§ How to complete this task:
Go through the records and filter out every line lacking the word "avatar"; copy the lines that remain.

[Records drawn from a dataset]
★ ★ ★ ★ ★ ★ ★
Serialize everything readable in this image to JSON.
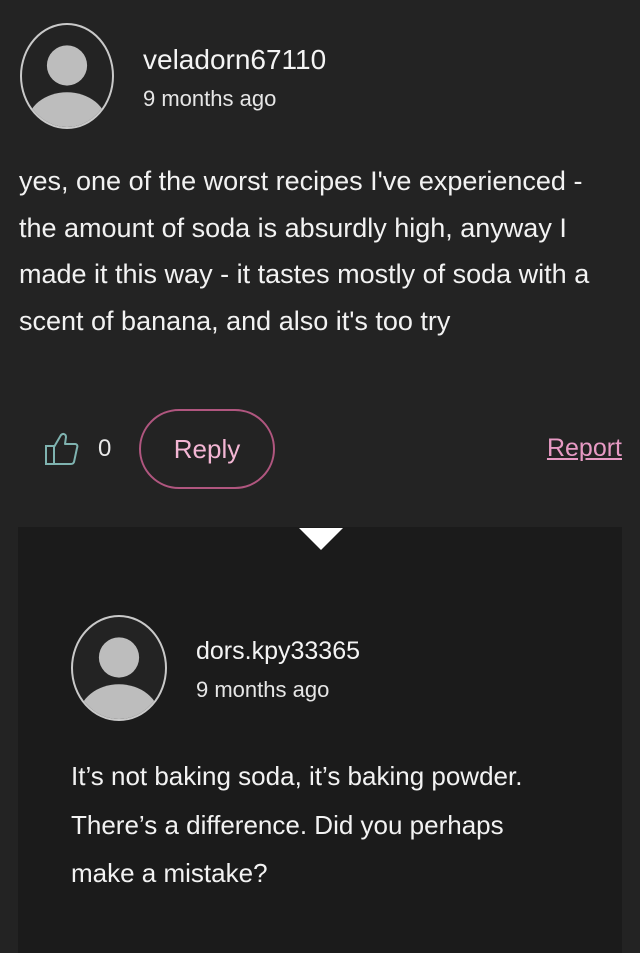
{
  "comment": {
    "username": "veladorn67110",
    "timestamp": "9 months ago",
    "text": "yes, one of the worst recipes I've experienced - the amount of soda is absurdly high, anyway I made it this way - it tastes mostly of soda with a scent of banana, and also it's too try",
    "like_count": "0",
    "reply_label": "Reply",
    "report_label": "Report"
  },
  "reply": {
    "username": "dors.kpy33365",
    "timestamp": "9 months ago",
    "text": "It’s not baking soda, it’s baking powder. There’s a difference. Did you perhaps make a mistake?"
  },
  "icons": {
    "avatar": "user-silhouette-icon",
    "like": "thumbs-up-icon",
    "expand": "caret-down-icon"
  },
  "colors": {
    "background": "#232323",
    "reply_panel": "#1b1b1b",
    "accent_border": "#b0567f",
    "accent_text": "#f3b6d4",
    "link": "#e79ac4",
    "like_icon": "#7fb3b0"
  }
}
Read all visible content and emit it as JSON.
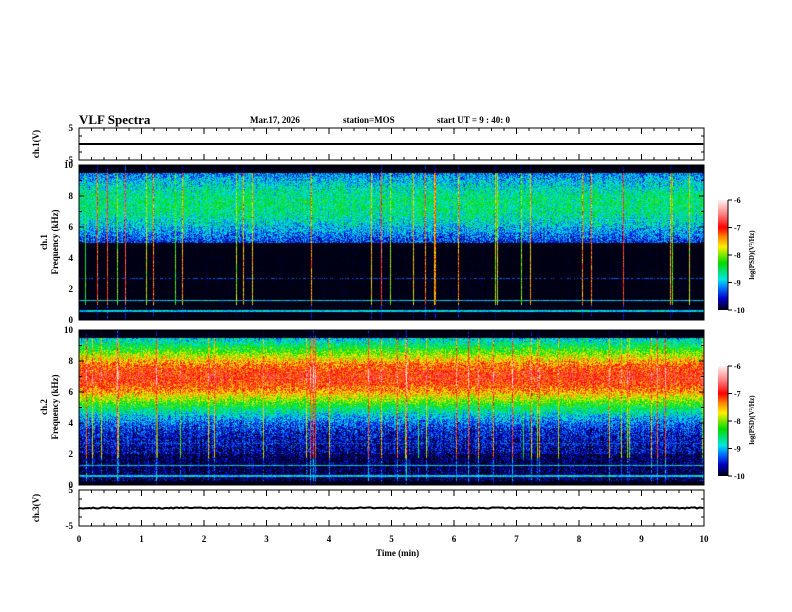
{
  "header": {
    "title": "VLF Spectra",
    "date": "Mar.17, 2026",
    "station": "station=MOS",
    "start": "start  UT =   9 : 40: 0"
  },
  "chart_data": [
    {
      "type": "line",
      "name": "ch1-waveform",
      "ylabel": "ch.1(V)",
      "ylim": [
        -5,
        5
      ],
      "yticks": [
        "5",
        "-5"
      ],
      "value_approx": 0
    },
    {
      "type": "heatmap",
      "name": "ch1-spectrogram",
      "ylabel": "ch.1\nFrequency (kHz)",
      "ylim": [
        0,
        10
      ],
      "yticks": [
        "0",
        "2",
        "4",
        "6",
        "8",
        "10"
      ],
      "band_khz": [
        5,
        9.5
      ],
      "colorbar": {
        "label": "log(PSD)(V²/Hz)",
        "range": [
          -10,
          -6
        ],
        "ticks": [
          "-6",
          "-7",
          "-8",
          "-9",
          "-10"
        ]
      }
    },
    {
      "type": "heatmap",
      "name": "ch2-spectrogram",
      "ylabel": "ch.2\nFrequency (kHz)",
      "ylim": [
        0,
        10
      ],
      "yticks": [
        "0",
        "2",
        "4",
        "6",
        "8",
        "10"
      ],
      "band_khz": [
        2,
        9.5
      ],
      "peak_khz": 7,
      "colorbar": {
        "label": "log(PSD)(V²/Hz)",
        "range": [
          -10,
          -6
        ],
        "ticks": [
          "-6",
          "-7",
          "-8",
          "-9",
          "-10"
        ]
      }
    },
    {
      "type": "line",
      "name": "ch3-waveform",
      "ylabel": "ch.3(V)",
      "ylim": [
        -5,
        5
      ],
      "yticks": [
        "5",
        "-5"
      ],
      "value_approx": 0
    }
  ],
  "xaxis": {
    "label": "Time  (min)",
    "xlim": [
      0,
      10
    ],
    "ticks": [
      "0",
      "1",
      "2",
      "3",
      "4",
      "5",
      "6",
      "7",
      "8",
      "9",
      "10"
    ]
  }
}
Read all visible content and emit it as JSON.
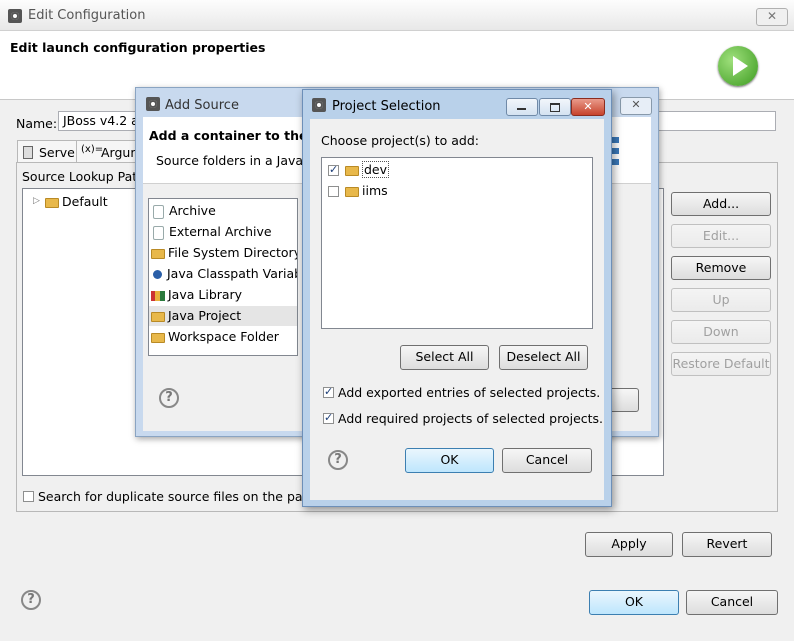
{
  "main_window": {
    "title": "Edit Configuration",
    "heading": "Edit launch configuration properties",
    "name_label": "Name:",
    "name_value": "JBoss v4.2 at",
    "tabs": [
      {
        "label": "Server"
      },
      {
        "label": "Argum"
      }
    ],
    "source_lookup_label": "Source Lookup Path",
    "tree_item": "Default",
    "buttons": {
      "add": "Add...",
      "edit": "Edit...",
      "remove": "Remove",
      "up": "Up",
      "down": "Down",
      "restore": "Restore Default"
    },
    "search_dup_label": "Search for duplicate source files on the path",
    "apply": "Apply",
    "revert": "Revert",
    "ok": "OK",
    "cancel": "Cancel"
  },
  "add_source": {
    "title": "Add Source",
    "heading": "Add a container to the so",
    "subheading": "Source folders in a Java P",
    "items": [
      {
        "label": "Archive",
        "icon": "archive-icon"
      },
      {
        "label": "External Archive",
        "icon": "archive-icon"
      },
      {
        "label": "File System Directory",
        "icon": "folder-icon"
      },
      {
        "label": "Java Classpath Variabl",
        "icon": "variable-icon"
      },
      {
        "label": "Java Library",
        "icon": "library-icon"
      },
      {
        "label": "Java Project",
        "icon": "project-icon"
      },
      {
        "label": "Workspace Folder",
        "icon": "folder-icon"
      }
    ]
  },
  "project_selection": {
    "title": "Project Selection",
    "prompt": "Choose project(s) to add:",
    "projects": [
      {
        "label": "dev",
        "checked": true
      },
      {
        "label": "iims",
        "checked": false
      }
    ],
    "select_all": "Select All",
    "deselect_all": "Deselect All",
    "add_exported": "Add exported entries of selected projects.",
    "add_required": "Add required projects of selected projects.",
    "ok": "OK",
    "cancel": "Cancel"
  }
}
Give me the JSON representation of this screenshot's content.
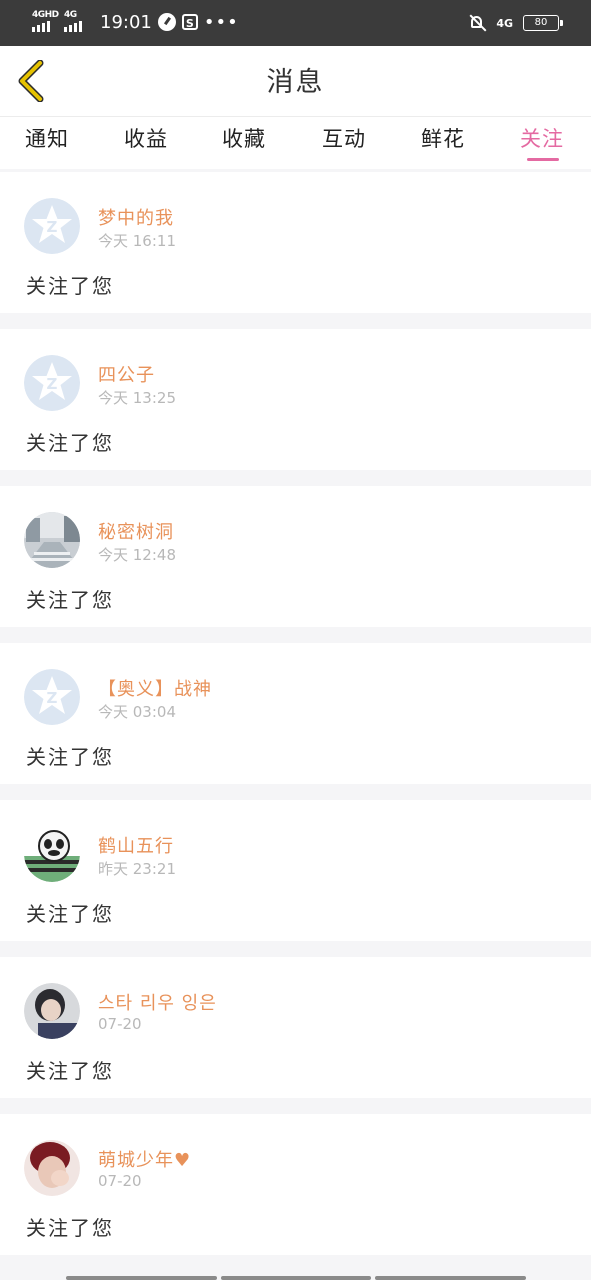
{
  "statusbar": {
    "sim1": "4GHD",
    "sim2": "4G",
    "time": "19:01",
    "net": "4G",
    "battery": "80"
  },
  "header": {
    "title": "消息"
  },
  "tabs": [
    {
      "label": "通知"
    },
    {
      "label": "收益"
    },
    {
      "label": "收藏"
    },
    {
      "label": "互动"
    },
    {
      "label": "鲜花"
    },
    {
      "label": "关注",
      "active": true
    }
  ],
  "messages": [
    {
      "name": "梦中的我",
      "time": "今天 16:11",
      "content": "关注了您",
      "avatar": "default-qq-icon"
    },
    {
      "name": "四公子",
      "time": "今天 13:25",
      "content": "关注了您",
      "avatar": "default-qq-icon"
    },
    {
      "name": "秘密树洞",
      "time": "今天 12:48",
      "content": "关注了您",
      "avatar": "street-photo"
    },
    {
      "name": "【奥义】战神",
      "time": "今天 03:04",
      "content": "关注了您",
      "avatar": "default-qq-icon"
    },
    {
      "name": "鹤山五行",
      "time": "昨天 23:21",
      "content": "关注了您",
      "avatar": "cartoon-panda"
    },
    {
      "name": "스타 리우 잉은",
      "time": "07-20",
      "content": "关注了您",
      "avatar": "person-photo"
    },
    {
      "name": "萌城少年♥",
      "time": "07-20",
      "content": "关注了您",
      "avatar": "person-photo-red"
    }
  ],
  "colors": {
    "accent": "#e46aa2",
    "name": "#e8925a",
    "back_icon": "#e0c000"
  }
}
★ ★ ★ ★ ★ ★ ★
§ Result:
    "avatar": "user-silhouette-icon",
      "avatar": "default-qq-icon"
      "avatar": "default-qq-icon"
      "avatar": "street-photo"
      "avatar": "default-qq-icon"
      "avatar": "cartoon-panda"
      "avatar": "person-photo"
      "avatar": "person-photo-red"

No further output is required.